*** Begin section ***
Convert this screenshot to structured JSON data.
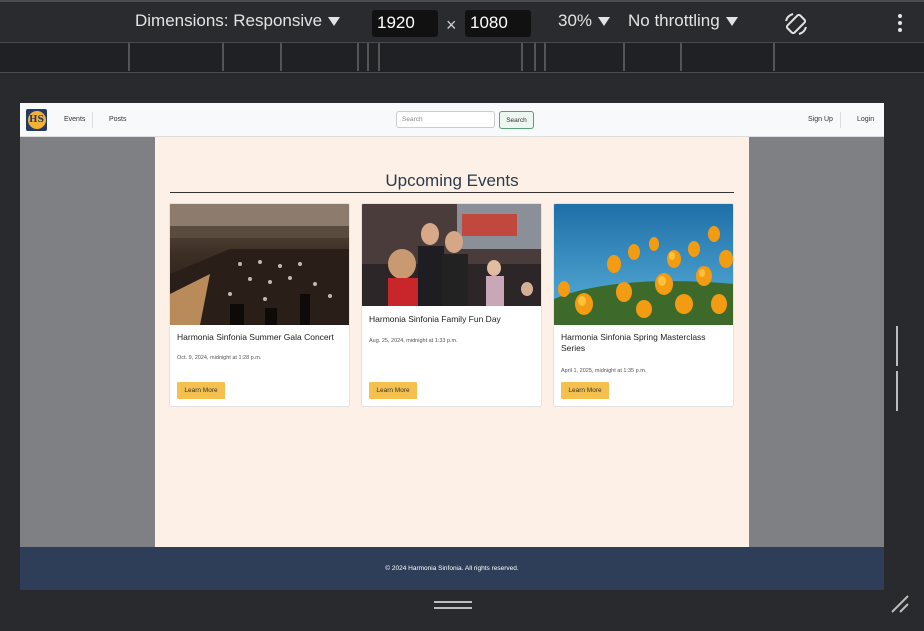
{
  "devtools": {
    "dimensions_label": "Dimensions: Responsive",
    "width_value": "1920",
    "times_sign": "×",
    "height_value": "1080",
    "zoom_label": "30%",
    "throttling_label": "No throttling",
    "rotate_icon": "rotate-icon",
    "more_icon": "kebab-menu-icon"
  },
  "site": {
    "logo_text": "HS",
    "nav": {
      "events": "Events",
      "posts": "Posts",
      "search_placeholder": "Search",
      "search_button": "Search",
      "signup": "Sign Up",
      "login": "Login"
    },
    "heading": "Upcoming Events",
    "events": [
      {
        "title": "Harmonia Sinfonia Summer Gala Concert",
        "date": "Oct. 9, 2024, midnight at 1:28 p.m.",
        "button": "Learn More"
      },
      {
        "title": "Harmonia Sinfonia Family Fun Day",
        "date": "Aug. 25, 2024, midnight at 1:33 p.m.",
        "button": "Learn More"
      },
      {
        "title": "Harmonia Sinfonia Spring Masterclass Series",
        "date": "April 1, 2025, midnight at 1:35 p.m.",
        "button": "Learn More"
      }
    ],
    "footer": "© 2024 Harmonia Sinfonia. All rights reserved."
  },
  "colors": {
    "navbar": "#f8f9fa",
    "content_bg": "#fdf1e7",
    "footer_bg": "#2e3e58",
    "button_accent": "#f4c14f",
    "devtools_bg": "#2a2b2e"
  }
}
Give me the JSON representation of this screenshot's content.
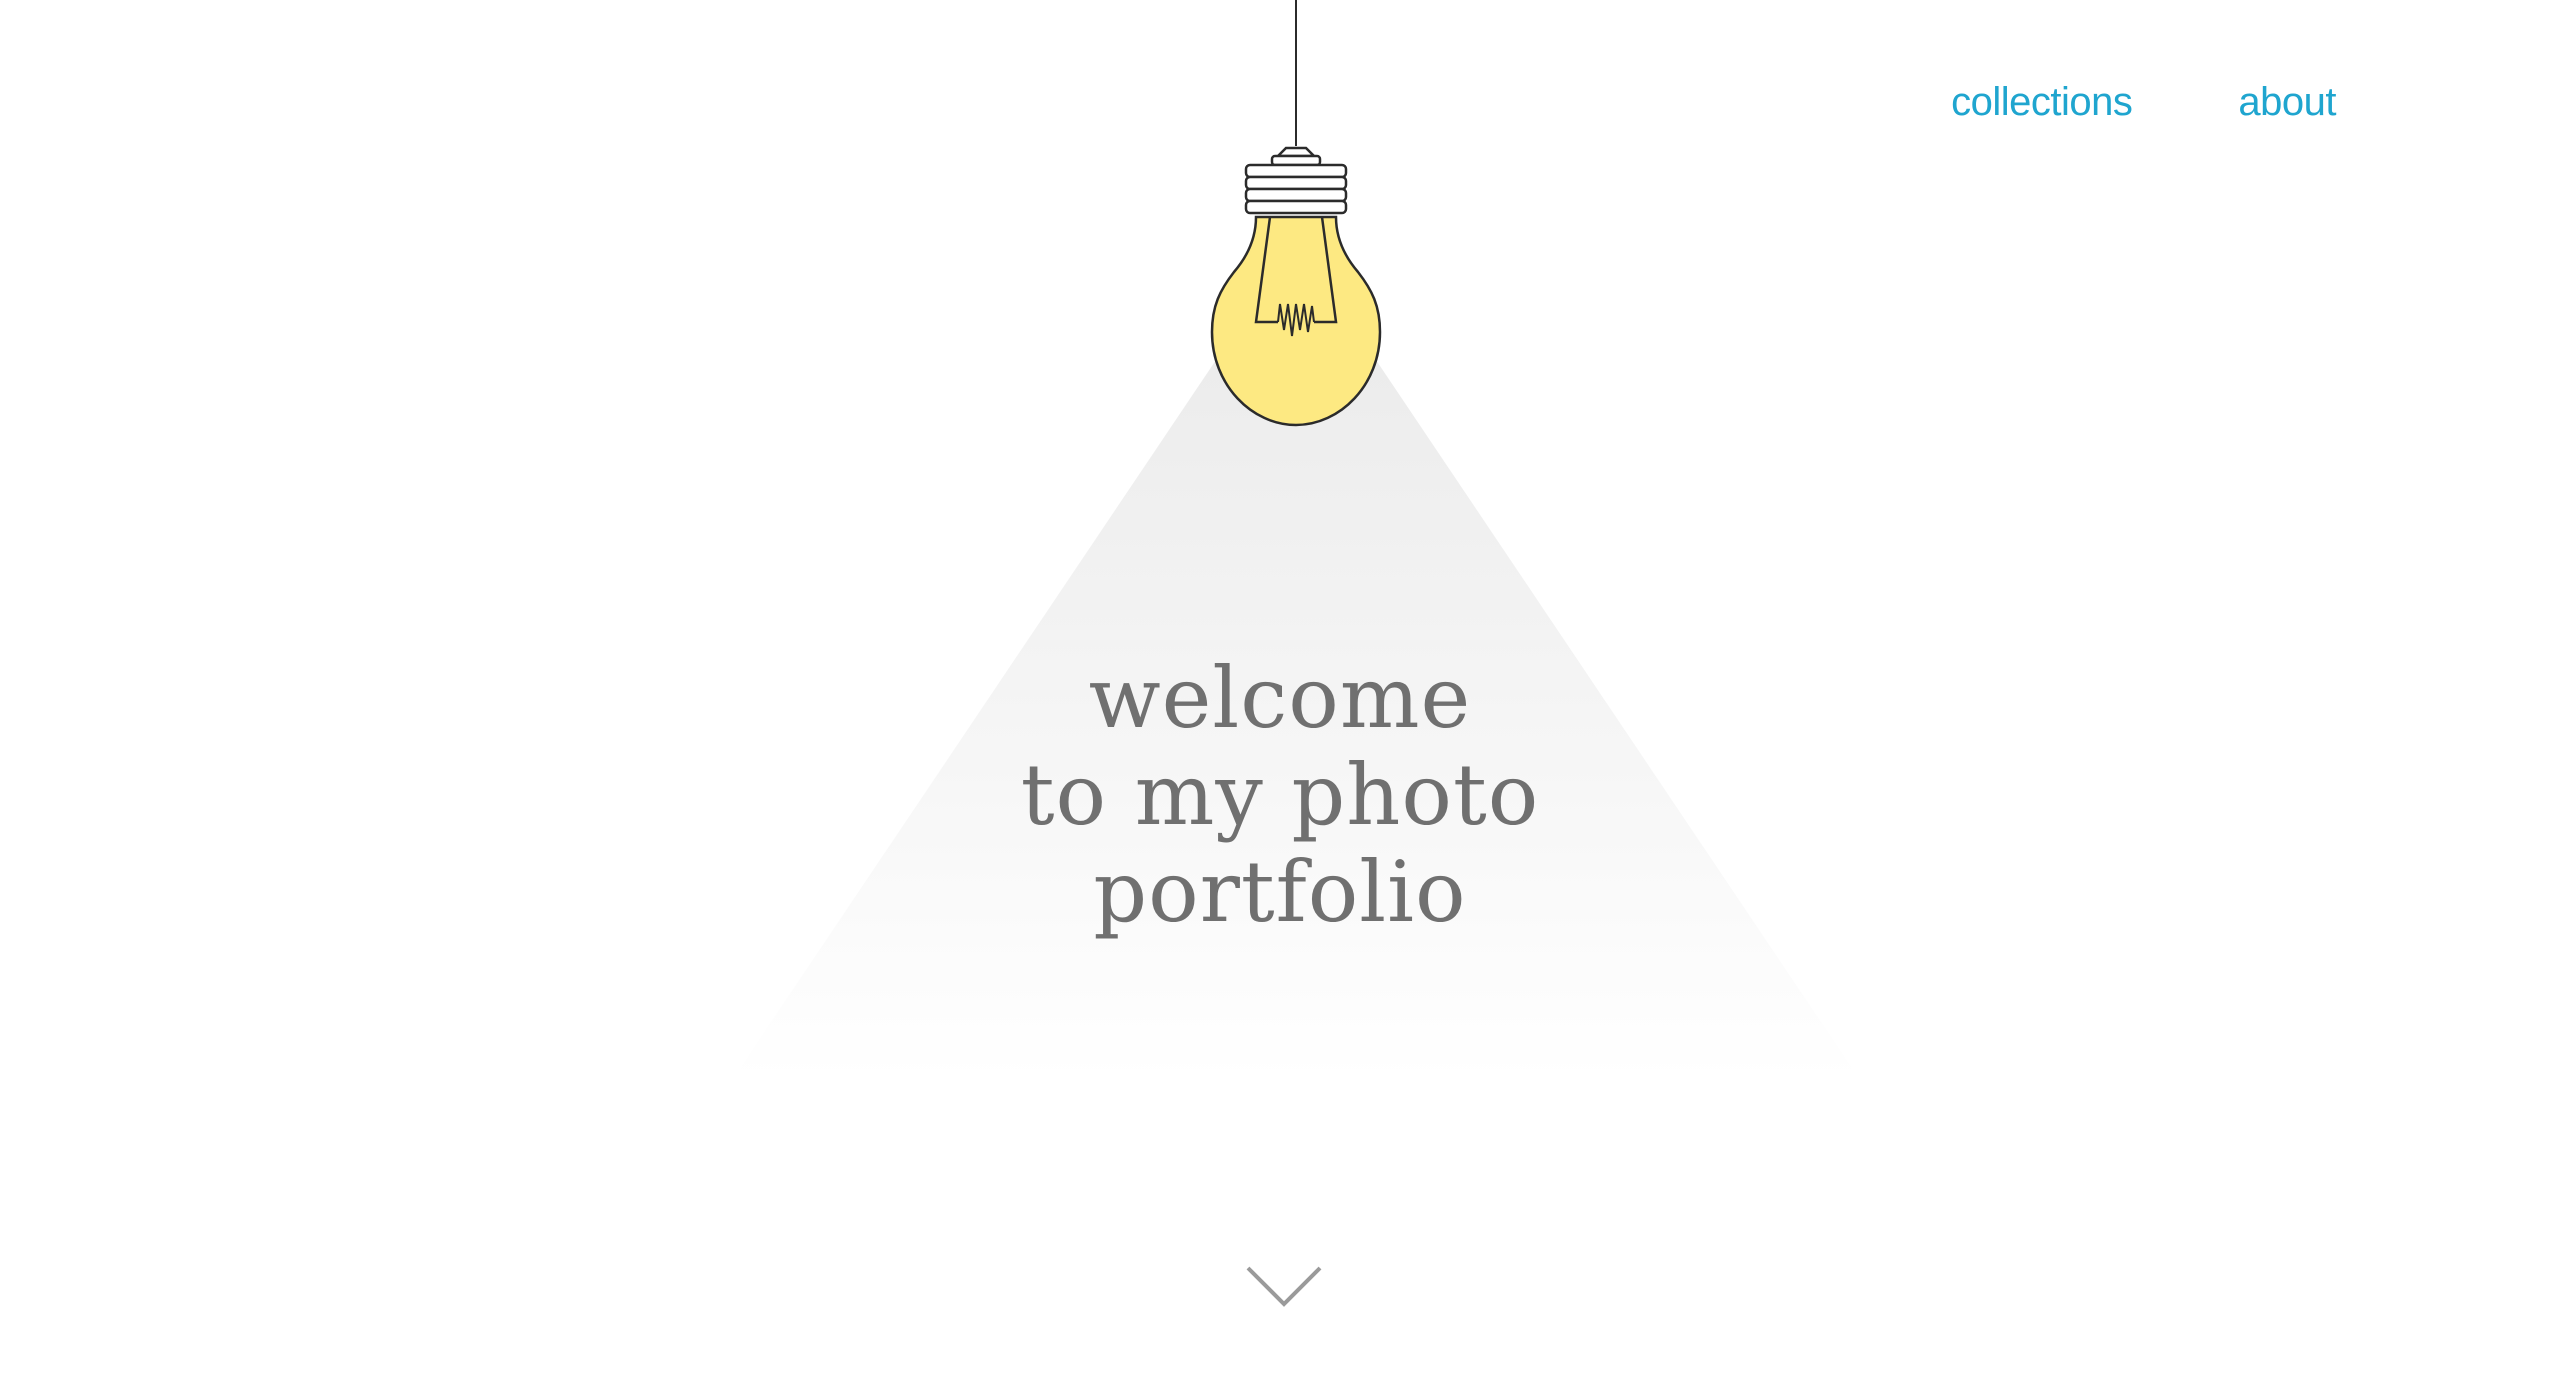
{
  "nav": {
    "links": [
      {
        "label": "collections"
      },
      {
        "label": "about"
      }
    ],
    "link_color": "#1fa5cf"
  },
  "hero": {
    "lines": [
      "welcome",
      "to my photo",
      "portfolio"
    ],
    "text_color": "#707070"
  },
  "bulb": {
    "glass_color": "#fde982",
    "outline_color": "#2b2b2b"
  },
  "icons": {
    "scroll": "chevron-down-icon",
    "lamp": "light-bulb-icon"
  }
}
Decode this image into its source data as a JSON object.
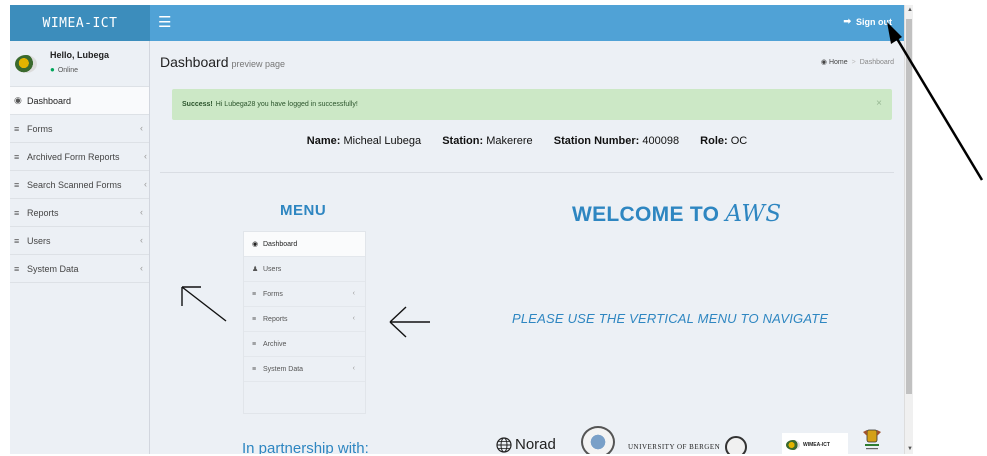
{
  "header": {
    "logo_text": "WIMEA-ICT",
    "menu_toggle_icon": "hamburger-icon",
    "signout_label": "Sign out"
  },
  "user": {
    "greeting": "Hello, Lubega",
    "status": "Online"
  },
  "sidebar": {
    "items": [
      {
        "label": "Dashboard",
        "icon": "dashboard-icon"
      },
      {
        "label": "Forms",
        "icon": "list-icon"
      },
      {
        "label": "Archived Form Reports",
        "icon": "list-icon"
      },
      {
        "label": "Search Scanned Forms",
        "icon": "list-icon"
      },
      {
        "label": "Reports",
        "icon": "list-icon"
      },
      {
        "label": "Users",
        "icon": "list-icon"
      },
      {
        "label": "System Data",
        "icon": "list-icon"
      }
    ]
  },
  "page": {
    "title": "Dashboard",
    "subtitle": "preview page",
    "breadcrumb": [
      "Home",
      "Dashboard"
    ]
  },
  "alert": {
    "strong": "Success!",
    "message": "Hi Lubega28 you have logged in successfully!",
    "close": "×"
  },
  "info": {
    "name_label": "Name:",
    "name_value": "Micheal Lubega",
    "station_label": "Station:",
    "station_value": "Makerere",
    "number_label": "Station Number:",
    "number_value": "400098",
    "role_label": "Role:",
    "role_value": "OC"
  },
  "preview_menu": {
    "title": "MENU",
    "items": [
      {
        "label": "Dashboard",
        "icon": "dashboard-icon"
      },
      {
        "label": "Users",
        "icon": "user-icon"
      },
      {
        "label": "Forms",
        "icon": "list-icon"
      },
      {
        "label": "Reports",
        "icon": "list-icon"
      },
      {
        "label": "Archive",
        "icon": "list-icon"
      },
      {
        "label": "System Data",
        "icon": "list-icon"
      }
    ]
  },
  "welcome": {
    "prefix": "WELCOME TO",
    "brand": "AWS",
    "instruction": "PLEASE USE THE VERTICAL MENU TO NAVIGATE"
  },
  "partners": {
    "heading": "In partnership with:",
    "norad": "Norad",
    "university": "UNIVERSITY OF BERGEN",
    "wimea": "WIMEA-ICT"
  },
  "colors": {
    "topbar": "#50a2d6",
    "logo_bg": "#3c8dbc",
    "accent_text": "#2e86c1",
    "success_bg": "#cce8c6",
    "online_dot": "#00a65a"
  }
}
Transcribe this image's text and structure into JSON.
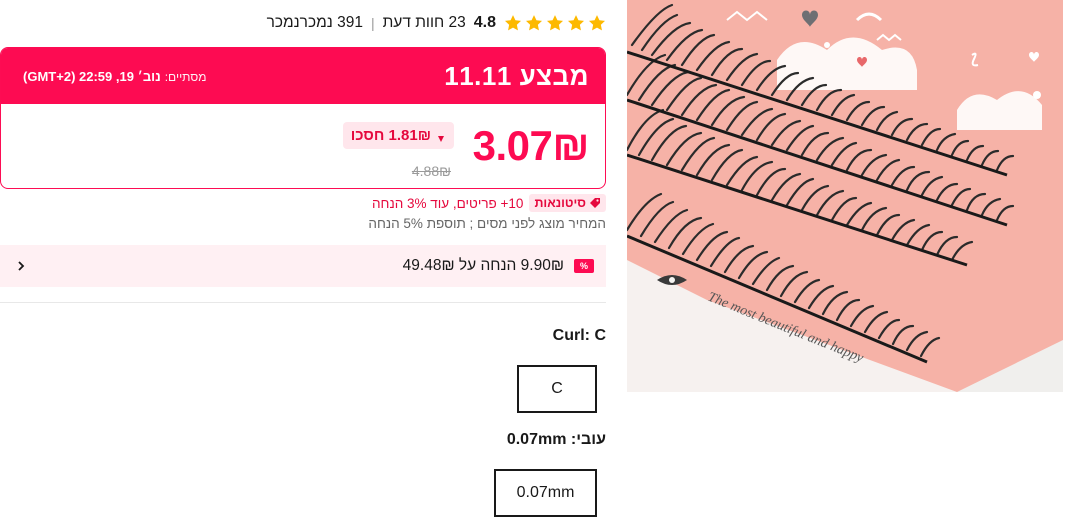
{
  "rating": {
    "value": "4.8",
    "reviews": "23 חוות דעת",
    "separator": "|",
    "sold": "391 נמכרנמכר"
  },
  "deal": {
    "title": "מבצע 11.11",
    "timer_label": "מסתיים:",
    "timer_value": "נוב׳ 19, 22:59 (GMT+2)",
    "price": "3.07₪",
    "save": "1.81₪ חסכו",
    "old_price": "4.88₪"
  },
  "bulk": {
    "badge": "סיטונאות",
    "text": "10+ פריטים, עוד 3% הנחה"
  },
  "tax_note": "המחיר מוצג לפני מסים ; תוספת 5% הנחה",
  "coupon": {
    "icon_text": "%",
    "text": "9.90₪ הנחה על 49.48₪"
  },
  "options": {
    "curl": {
      "label": "Curl:",
      "value": "C",
      "choice": "C"
    },
    "thickness": {
      "label": "עובי:",
      "value": "0.07mm",
      "choice": "0.07mm"
    }
  },
  "image": {
    "caption": "The most beautiful and happy"
  },
  "colors": {
    "accent": "#fd0b52",
    "star": "#fdb900",
    "badge_bg": "#ffe6ec",
    "coupon_bg": "#fff0f3"
  },
  "icons": {
    "star": "star-icon",
    "save_arrow": "arrow-down-icon",
    "tag": "tag-icon",
    "chevron": "chevron-right-icon"
  }
}
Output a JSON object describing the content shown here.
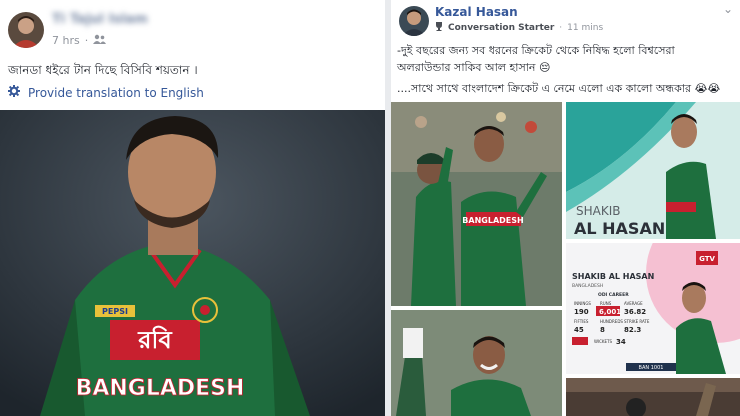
{
  "left_post": {
    "author_name": "Ti Tajul Islam",
    "time": "7 hrs",
    "privacy_icon": "friends-icon",
    "text": "জানডা ধইরে টান দিছে বিসিবি শয়তান ।",
    "translate_label": "Provide translation to English",
    "translate_icon": "gear-icon",
    "jersey_sponsor": "রবি",
    "jersey_country": "BANGLADESH",
    "brand_badge": "PEPSI"
  },
  "right_post": {
    "author_name": "Kazal Hasan",
    "badge_label": "Conversation Starter",
    "time": "11 mins",
    "line1": "-দুই বছরের জন্য সব ধরনের ক্রিকেট থেকে নিষিদ্ধ হলো বিশ্বসেরা অলরাউন্ডার সাকিব আল হাসান 😔",
    "line2": "....সাথে সাথে বাংলাদেশ ক্রিকেট এ নেমে এলো এক কালো অন্ধকার 😭😭",
    "tile_title_first": "SHAKIB",
    "tile_title_last": "AL HASAN",
    "jersey_text": "BANGLADESH",
    "card": {
      "name": "SHAKIB AL HASAN",
      "country": "BANGLADESH",
      "section": "ODI CAREER",
      "headers": [
        "INNINGS",
        "RUNS",
        "AVERAGE"
      ],
      "row1": [
        "190",
        "6,001",
        "36.82"
      ],
      "headers2": [
        "FIFTIES",
        "HUNDREDS",
        "STRIKE RATE"
      ],
      "row2": [
        "45",
        "8",
        "82.3"
      ],
      "wickets_label": "WICKETS",
      "wickets": "34",
      "channel": "GTV",
      "score": "BAN 1001"
    }
  },
  "colors": {
    "link": "#365899",
    "meta": "#90949c",
    "jersey_green": "#1e6f3e",
    "jersey_red": "#c8202f",
    "tile_teal": "#2aa39a"
  }
}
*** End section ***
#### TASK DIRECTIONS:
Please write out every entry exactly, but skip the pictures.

#### ANSWER BELOW:
Convert this screenshot to structured JSON data.
{
  "devtools": {
    "dimensions_label": "Dimensions: Responsive",
    "width_value": "1920",
    "times_sign": "×",
    "height_value": "1080",
    "zoom_label": "30%",
    "throttling_label": "No throttling",
    "rotate_icon": "rotate-icon",
    "more_icon": "kebab-menu-icon"
  },
  "site": {
    "logo_text": "HS",
    "nav": {
      "events": "Events",
      "posts": "Posts",
      "search_placeholder": "Search",
      "search_button": "Search",
      "signup": "Sign Up",
      "login": "Login"
    },
    "heading": "Upcoming Events",
    "events": [
      {
        "title": "Harmonia Sinfonia Summer Gala Concert",
        "date": "Oct. 9, 2024, midnight at 1:28 p.m.",
        "button": "Learn More"
      },
      {
        "title": "Harmonia Sinfonia Family Fun Day",
        "date": "Aug. 25, 2024, midnight at 1:33 p.m.",
        "button": "Learn More"
      },
      {
        "title": "Harmonia Sinfonia Spring Masterclass Series",
        "date": "April 1, 2025, midnight at 1:35 p.m.",
        "button": "Learn More"
      }
    ],
    "footer": "© 2024 Harmonia Sinfonia. All rights reserved."
  },
  "colors": {
    "navbar": "#f8f9fa",
    "content_bg": "#fdf1e7",
    "footer_bg": "#2e3e58",
    "button_accent": "#f4c14f",
    "devtools_bg": "#2a2b2e"
  }
}
Give me the JSON representation of this screenshot's content.
{
  "nav": {
    "links": [
      {
        "label": "collections"
      },
      {
        "label": "about"
      }
    ],
    "link_color": "#1fa5cf"
  },
  "hero": {
    "lines": [
      "welcome",
      "to my photo",
      "portfolio"
    ],
    "text_color": "#707070"
  },
  "bulb": {
    "glass_color": "#fde982",
    "outline_color": "#2b2b2b"
  },
  "icons": {
    "scroll": "chevron-down-icon",
    "lamp": "light-bulb-icon"
  }
}
Decode this image into its source data as a JSON object.
{
  "header": {
    "logo_text": "WIMEA-ICT",
    "menu_toggle_icon": "hamburger-icon",
    "signout_label": "Sign out"
  },
  "user": {
    "greeting": "Hello, Lubega",
    "status": "Online"
  },
  "sidebar": {
    "items": [
      {
        "label": "Dashboard",
        "icon": "dashboard-icon"
      },
      {
        "label": "Forms",
        "icon": "list-icon"
      },
      {
        "label": "Archived Form Reports",
        "icon": "list-icon"
      },
      {
        "label": "Search Scanned Forms",
        "icon": "list-icon"
      },
      {
        "label": "Reports",
        "icon": "list-icon"
      },
      {
        "label": "Users",
        "icon": "list-icon"
      },
      {
        "label": "System Data",
        "icon": "list-icon"
      }
    ]
  },
  "page": {
    "title": "Dashboard",
    "subtitle": "preview page",
    "breadcrumb": [
      "Home",
      "Dashboard"
    ]
  },
  "alert": {
    "strong": "Success!",
    "message": "Hi Lubega28 you have logged in successfully!",
    "close": "×"
  },
  "info": {
    "name_label": "Name:",
    "name_value": "Micheal Lubega",
    "station_label": "Station:",
    "station_value": "Makerere",
    "number_label": "Station Number:",
    "number_value": "400098",
    "role_label": "Role:",
    "role_value": "OC"
  },
  "preview_menu": {
    "title": "MENU",
    "items": [
      {
        "label": "Dashboard",
        "icon": "dashboard-icon"
      },
      {
        "label": "Users",
        "icon": "user-icon"
      },
      {
        "label": "Forms",
        "icon": "list-icon"
      },
      {
        "label": "Reports",
        "icon": "list-icon"
      },
      {
        "label": "Archive",
        "icon": "list-icon"
      },
      {
        "label": "System Data",
        "icon": "list-icon"
      }
    ]
  },
  "welcome": {
    "prefix": "WELCOME TO",
    "brand": "AWS",
    "instruction": "PLEASE USE THE VERTICAL MENU TO NAVIGATE"
  },
  "partners": {
    "heading": "In partnership with:",
    "norad": "Norad",
    "university": "UNIVERSITY OF BERGEN",
    "wimea": "WIMEA-ICT"
  },
  "colors": {
    "topbar": "#50a2d6",
    "logo_bg": "#3c8dbc",
    "accent_text": "#2e86c1",
    "success_bg": "#cce8c6",
    "online_dot": "#00a65a"
  }
}
Transcribe this image's text and structure into JSON.
{
  "rating": {
    "value": "4.8",
    "reviews": "23 חוות דעת",
    "separator": "|",
    "sold": "391 נמכרנמכר"
  },
  "deal": {
    "title": "מבצע 11.11",
    "timer_label": "מסתיים:",
    "timer_value": "נוב׳ 19, 22:59 (GMT+2)",
    "price": "3.07₪",
    "save": "1.81₪ חסכו",
    "old_price": "4.88₪"
  },
  "bulk": {
    "badge": "סיטונאות",
    "text": "10+ פריטים, עוד 3% הנחה"
  },
  "tax_note": "המחיר מוצג לפני מסים ; תוספת 5% הנחה",
  "coupon": {
    "icon_text": "%",
    "text": "9.90₪ הנחה על 49.48₪"
  },
  "options": {
    "curl": {
      "label": "Curl:",
      "value": "C",
      "choice": "C"
    },
    "thickness": {
      "label": "עובי:",
      "value": "0.07mm",
      "choice": "0.07mm"
    }
  },
  "image": {
    "caption": "The most beautiful and happy"
  },
  "colors": {
    "accent": "#fd0b52",
    "star": "#fdb900",
    "badge_bg": "#ffe6ec",
    "coupon_bg": "#fff0f3"
  },
  "icons": {
    "star": "star-icon",
    "save_arrow": "arrow-down-icon",
    "tag": "tag-icon",
    "chevron": "chevron-right-icon"
  }
}
Output a JSON object describing the content shown here.
{
  "left_post": {
    "author_name": "Ti Tajul Islam",
    "time": "7 hrs",
    "privacy_icon": "friends-icon",
    "text": "জানডা ধইরে টান দিছে বিসিবি শয়তান ।",
    "translate_label": "Provide translation to English",
    "translate_icon": "gear-icon",
    "jersey_sponsor": "রবি",
    "jersey_country": "BANGLADESH",
    "brand_badge": "PEPSI"
  },
  "right_post": {
    "author_name": "Kazal Hasan",
    "badge_label": "Conversation Starter",
    "time": "11 mins",
    "line1": "-দুই বছরের জন্য সব ধরনের ক্রিকেট থেকে নিষিদ্ধ হলো বিশ্বসেরা অলরাউন্ডার সাকিব আল হাসান 😔",
    "line2": "....সাথে সাথে বাংলাদেশ ক্রিকেট এ নেমে এলো এক কালো অন্ধকার 😭😭",
    "tile_title_first": "SHAKIB",
    "tile_title_last": "AL HASAN",
    "jersey_text": "BANGLADESH",
    "card": {
      "name": "SHAKIB AL HASAN",
      "country": "BANGLADESH",
      "section": "ODI CAREER",
      "headers": [
        "INNINGS",
        "RUNS",
        "AVERAGE"
      ],
      "row1": [
        "190",
        "6,001",
        "36.82"
      ],
      "headers2": [
        "FIFTIES",
        "HUNDREDS",
        "STRIKE RATE"
      ],
      "row2": [
        "45",
        "8",
        "82.3"
      ],
      "wickets_label": "WICKETS",
      "wickets": "34",
      "channel": "GTV",
      "score": "BAN 1001"
    }
  },
  "colors": {
    "link": "#365899",
    "meta": "#90949c",
    "jersey_green": "#1e6f3e",
    "jersey_red": "#c8202f",
    "tile_teal": "#2aa39a"
  }
}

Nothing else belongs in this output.